> _Entries from a dataset of interfaces_
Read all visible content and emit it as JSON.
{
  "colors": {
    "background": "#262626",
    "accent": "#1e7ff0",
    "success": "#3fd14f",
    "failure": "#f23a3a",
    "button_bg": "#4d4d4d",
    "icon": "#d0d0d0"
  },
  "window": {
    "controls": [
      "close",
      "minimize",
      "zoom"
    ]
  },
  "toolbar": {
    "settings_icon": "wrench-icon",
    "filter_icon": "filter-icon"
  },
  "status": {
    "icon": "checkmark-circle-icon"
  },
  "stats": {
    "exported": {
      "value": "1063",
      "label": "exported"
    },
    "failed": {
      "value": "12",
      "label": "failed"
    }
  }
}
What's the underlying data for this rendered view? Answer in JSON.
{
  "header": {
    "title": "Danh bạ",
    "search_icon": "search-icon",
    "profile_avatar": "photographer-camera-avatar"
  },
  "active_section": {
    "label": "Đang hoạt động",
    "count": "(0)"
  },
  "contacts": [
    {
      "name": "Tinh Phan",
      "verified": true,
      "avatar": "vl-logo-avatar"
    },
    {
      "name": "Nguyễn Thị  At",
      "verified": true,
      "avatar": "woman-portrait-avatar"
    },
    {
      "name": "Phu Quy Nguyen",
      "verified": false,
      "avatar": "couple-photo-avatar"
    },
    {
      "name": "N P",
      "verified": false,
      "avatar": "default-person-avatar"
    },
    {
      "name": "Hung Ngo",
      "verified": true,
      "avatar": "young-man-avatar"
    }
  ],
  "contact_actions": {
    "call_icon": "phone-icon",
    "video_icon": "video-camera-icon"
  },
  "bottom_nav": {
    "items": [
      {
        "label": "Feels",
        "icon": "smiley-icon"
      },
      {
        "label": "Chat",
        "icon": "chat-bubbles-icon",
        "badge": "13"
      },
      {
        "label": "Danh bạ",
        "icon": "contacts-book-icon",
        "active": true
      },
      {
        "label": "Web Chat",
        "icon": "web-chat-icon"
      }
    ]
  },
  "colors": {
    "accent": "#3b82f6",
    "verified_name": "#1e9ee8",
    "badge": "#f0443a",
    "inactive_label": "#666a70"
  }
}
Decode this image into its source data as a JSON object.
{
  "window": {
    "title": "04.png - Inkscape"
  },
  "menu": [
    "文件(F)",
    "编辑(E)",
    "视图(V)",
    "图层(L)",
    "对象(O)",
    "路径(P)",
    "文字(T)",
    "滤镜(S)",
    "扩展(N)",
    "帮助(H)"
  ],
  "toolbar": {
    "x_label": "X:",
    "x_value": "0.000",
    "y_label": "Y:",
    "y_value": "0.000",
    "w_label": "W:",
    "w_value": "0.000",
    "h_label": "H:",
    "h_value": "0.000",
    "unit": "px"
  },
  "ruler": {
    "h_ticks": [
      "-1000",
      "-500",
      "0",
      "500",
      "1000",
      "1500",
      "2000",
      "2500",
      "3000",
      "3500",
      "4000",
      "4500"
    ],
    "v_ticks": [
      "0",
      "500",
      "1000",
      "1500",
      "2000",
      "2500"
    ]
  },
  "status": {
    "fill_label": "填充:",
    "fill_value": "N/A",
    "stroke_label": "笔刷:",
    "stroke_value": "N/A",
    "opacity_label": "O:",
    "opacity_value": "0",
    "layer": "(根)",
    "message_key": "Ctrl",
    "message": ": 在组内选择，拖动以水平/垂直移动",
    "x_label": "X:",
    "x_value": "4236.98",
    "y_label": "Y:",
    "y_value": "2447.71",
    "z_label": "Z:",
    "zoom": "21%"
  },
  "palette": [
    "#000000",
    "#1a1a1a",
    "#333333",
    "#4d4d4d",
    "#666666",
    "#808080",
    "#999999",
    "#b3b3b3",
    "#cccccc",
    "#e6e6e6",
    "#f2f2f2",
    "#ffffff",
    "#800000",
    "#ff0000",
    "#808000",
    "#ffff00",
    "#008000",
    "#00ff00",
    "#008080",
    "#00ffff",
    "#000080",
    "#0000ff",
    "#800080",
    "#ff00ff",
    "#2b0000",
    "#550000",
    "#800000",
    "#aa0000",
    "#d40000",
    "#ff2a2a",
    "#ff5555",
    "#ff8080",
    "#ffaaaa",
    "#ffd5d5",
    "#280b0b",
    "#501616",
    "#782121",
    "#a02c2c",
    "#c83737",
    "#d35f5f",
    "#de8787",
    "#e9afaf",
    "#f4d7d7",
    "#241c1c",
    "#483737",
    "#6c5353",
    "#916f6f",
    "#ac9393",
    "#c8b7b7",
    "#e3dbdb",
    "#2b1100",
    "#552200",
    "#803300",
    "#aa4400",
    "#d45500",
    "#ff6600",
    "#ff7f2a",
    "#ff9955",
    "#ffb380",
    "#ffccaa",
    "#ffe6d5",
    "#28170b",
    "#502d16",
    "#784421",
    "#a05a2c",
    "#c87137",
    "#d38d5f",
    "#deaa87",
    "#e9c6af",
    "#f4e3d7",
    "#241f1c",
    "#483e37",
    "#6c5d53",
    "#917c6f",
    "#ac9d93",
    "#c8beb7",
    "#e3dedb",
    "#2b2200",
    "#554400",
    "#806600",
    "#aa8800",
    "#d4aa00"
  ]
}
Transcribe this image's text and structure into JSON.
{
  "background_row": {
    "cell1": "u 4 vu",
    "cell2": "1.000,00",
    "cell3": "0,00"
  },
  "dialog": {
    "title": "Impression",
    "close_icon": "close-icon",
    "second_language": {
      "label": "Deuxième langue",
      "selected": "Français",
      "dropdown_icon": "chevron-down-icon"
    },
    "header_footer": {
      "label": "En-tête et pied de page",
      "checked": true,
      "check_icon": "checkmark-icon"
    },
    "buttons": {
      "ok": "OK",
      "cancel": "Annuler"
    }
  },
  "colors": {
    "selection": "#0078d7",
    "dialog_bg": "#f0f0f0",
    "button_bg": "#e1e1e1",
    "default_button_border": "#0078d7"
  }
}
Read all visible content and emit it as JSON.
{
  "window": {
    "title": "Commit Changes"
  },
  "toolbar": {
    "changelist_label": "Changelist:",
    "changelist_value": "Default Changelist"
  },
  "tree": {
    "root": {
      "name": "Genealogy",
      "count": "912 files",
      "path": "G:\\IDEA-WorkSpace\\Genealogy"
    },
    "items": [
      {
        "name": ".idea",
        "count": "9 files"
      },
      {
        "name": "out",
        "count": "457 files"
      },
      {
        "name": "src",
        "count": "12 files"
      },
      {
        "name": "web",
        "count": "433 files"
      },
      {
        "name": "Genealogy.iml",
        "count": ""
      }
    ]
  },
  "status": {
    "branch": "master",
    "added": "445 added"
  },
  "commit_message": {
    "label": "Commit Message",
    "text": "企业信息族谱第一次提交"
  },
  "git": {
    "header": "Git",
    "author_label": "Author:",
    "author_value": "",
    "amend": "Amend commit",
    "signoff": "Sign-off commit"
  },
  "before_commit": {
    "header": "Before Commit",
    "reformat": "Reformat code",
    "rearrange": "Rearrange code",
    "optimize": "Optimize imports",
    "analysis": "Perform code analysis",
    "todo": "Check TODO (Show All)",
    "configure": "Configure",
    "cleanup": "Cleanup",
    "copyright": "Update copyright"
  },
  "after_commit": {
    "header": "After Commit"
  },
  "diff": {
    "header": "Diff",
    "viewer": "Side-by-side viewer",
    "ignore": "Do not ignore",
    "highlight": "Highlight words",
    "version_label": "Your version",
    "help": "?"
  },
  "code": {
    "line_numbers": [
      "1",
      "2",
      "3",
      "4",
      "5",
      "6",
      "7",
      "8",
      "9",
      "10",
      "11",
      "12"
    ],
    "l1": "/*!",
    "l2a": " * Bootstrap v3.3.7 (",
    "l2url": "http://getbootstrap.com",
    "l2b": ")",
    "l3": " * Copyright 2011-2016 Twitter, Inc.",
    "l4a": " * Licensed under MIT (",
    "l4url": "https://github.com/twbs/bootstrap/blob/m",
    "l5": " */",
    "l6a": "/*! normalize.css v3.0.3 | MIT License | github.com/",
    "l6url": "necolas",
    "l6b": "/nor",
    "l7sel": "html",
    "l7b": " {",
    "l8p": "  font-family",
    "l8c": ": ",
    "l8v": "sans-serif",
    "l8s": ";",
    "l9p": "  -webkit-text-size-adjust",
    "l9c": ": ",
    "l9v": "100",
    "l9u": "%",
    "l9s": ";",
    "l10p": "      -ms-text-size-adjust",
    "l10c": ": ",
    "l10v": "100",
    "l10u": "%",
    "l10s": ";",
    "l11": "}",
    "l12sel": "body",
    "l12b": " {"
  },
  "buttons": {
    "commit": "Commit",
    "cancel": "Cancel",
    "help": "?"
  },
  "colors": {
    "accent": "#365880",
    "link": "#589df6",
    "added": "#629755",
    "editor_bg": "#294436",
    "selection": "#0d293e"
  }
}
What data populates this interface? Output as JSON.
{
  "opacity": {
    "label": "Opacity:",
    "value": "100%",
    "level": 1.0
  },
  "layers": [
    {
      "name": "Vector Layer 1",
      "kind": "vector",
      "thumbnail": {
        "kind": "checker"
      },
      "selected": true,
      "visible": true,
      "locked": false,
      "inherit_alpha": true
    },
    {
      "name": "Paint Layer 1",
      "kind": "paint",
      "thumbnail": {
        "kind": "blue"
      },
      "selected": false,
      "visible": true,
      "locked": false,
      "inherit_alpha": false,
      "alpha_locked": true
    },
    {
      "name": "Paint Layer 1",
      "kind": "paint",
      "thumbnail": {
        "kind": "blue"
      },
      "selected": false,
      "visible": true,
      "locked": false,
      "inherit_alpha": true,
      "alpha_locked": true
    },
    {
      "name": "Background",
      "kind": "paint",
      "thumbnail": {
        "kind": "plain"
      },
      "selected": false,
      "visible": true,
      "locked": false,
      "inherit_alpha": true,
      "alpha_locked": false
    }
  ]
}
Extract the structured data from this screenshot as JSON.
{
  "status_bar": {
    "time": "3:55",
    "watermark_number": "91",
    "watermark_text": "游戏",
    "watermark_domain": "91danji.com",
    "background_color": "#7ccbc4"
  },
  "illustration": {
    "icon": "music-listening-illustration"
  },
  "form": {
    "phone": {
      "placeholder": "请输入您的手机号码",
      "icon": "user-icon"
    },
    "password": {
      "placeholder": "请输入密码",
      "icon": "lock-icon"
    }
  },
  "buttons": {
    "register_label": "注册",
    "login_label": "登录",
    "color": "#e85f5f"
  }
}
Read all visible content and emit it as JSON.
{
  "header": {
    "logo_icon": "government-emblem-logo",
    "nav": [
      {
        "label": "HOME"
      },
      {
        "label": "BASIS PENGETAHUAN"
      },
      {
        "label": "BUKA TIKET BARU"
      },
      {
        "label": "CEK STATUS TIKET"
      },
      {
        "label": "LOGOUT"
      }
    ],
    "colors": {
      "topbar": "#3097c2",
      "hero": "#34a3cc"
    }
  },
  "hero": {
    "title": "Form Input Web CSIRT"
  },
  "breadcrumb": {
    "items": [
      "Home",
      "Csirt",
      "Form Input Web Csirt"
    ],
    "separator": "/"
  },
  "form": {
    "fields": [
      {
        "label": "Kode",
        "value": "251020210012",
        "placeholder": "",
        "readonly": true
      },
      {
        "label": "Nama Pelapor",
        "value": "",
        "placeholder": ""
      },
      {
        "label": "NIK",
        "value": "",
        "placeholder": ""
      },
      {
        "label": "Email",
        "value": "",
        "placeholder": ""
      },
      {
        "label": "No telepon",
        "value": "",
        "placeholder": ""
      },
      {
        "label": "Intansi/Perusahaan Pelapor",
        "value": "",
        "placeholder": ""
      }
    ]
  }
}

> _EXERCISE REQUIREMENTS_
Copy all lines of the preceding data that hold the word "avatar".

> _EXERCISE RESULT_
    "profile_avatar": "photographer-camera-avatar"
      "avatar": "vl-logo-avatar"
      "avatar": "woman-portrait-avatar"
      "avatar": "couple-photo-avatar"
      "avatar": "default-person-avatar"
      "avatar": "young-man-avatar"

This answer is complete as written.